* **WHAT TO DO**: Only a number is expected: how many lines in the entries that follow contain the word "material"?

Items from an interface collection:
....

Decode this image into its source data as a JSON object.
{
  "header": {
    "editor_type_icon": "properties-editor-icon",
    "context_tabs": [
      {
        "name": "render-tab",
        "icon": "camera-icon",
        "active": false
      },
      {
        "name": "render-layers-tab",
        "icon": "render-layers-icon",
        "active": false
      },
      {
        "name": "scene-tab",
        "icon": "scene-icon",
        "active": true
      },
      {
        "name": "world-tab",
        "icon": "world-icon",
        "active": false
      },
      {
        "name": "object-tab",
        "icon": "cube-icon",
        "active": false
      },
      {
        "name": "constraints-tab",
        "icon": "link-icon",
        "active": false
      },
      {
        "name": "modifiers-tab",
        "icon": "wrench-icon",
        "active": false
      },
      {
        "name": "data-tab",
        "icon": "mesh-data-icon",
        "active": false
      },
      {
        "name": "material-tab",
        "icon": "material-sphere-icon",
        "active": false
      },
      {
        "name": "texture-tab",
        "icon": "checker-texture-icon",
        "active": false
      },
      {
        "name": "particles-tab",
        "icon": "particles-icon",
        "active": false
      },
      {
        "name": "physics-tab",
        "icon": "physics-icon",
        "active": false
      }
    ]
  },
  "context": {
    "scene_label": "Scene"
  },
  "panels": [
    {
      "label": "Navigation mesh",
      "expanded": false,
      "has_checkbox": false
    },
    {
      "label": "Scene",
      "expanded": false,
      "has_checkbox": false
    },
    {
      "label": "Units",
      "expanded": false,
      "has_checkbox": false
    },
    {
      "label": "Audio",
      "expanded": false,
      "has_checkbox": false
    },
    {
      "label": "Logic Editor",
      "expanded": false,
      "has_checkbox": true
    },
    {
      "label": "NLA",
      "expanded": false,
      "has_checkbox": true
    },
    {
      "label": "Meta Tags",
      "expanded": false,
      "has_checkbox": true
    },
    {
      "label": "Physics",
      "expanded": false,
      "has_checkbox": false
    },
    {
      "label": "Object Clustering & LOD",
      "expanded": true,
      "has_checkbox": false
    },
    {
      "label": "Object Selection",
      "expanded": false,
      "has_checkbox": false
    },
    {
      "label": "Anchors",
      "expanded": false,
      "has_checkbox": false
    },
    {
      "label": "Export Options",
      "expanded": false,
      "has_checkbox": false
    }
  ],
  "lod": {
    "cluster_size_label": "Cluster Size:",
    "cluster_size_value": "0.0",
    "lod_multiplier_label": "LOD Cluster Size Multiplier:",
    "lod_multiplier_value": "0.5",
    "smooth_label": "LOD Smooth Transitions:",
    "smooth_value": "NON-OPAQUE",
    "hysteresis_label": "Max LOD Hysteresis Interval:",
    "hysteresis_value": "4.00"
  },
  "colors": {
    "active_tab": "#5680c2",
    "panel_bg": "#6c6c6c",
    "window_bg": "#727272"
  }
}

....

* **TASK RESULT**: 2